Jason Zweig points this out in his book Your Money & Your Brain. An experiment pits people against rats and pigeons. In the experiment, two lights could be flashed; one green the other red. The red light flashes 20% of the time. The green light flashes 80% of the time. The order of the flashing is completely random and the human test subjects are told this. The object of the experiment is to guess which colored light will flash next.
The optimal strategy is to guess green every time. You will be right 80% of the time. Rats and pigeons learn quickly to select green all the time. People, not so much. People still try to guess when the red light will flash. On average people guess green 4/5 times and red 1/5 times. Trying to guess when the red light will flash drops people’s accuracy down to 68%. People also tend to get worse at guessing the longer they play.
Unlike other animals, humans believe we’re smart enough to forecast the future even when we been explicitly told that it is unpredictable. In a profound evolutionary paradox, it’s precisely our higher intelligence that leads us to score lower on this kind of task than rats and pigeons. – Jason Zweig, Your Money & Your Brain
Play the Odds
The rats and pigeons learned to use the odds to their favor. They’ll guess wrong many times but in the long run, they learn to maximize their rewards by guessing green all the time. A similar situation pops up with investing.
People spend an extraordinary amount of time trying to guess the day-to-day fluctuations of individual stocks and indices. It is why triple leverage ETFs are able to exist. Guessing the day-to-day moves is close to a 50/50 bet. It is when you start looking at longer-term returns that the odds tilt heavily in your favor.

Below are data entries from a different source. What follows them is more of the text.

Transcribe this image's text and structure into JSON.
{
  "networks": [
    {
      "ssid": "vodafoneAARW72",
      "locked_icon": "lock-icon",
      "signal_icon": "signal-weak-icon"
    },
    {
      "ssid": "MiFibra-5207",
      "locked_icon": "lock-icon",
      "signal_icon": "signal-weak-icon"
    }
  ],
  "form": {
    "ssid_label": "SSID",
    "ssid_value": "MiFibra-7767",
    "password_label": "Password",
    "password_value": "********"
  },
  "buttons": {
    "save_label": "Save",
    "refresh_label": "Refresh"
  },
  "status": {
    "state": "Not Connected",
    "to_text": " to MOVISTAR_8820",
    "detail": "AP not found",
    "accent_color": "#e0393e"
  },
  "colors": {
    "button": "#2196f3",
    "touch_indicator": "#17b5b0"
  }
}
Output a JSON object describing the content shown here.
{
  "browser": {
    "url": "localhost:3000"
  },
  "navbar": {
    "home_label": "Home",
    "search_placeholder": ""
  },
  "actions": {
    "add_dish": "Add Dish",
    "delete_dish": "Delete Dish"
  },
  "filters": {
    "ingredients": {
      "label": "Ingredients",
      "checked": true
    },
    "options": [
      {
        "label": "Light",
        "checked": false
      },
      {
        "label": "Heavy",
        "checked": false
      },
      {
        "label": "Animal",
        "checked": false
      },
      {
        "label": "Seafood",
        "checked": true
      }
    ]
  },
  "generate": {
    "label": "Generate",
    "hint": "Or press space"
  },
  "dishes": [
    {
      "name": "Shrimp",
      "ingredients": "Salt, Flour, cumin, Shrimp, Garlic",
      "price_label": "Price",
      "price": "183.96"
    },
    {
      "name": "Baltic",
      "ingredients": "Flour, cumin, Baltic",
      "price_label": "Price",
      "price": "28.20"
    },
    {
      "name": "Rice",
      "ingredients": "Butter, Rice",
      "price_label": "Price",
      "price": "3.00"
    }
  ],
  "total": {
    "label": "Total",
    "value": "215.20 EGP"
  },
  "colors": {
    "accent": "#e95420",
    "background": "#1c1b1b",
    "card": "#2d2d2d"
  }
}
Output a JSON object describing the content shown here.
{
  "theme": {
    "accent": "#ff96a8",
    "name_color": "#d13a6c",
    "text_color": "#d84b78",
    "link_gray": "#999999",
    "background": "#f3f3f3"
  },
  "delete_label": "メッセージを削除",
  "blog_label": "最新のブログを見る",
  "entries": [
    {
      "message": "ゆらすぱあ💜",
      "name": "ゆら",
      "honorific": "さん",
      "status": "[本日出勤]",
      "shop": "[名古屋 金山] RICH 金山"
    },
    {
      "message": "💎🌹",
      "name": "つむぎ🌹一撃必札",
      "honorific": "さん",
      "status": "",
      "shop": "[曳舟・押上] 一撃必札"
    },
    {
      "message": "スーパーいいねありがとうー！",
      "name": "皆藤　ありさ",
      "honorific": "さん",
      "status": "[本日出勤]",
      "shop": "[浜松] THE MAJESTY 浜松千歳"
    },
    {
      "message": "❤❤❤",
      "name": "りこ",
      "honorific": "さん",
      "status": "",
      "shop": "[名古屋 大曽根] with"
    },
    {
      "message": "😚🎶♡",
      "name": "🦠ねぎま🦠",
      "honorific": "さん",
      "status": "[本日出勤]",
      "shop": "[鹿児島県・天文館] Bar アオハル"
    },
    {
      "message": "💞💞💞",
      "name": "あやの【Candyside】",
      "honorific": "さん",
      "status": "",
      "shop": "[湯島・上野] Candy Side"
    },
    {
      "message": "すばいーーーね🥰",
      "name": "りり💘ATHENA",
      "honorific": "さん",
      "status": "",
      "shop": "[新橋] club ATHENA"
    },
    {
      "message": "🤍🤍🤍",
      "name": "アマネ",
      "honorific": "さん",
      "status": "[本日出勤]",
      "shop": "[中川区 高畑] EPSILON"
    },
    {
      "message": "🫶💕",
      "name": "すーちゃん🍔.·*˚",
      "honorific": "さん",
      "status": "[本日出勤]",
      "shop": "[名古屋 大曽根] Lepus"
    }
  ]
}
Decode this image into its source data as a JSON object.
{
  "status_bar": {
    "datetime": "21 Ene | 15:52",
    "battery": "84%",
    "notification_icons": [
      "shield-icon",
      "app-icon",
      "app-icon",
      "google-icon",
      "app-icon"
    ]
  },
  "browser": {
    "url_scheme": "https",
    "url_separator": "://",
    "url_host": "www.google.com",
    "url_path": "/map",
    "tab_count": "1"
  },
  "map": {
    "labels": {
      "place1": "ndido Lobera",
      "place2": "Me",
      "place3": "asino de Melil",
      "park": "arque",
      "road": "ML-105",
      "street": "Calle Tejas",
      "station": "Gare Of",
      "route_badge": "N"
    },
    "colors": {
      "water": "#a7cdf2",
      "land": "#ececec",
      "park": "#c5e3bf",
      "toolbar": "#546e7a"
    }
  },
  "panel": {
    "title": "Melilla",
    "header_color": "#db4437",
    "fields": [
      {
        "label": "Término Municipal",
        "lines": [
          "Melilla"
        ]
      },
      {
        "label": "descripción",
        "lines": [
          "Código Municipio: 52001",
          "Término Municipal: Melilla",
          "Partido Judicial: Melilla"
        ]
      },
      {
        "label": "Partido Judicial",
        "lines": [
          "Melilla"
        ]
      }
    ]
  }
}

This is the pattern that individual investors should be seeing. It is the 80% green light. All that extra effort trying to guess daily, monthly, or yearly moves is the same as trying to guess when the red light will flash. It will only diminish your ability to maximize your long-term rewards.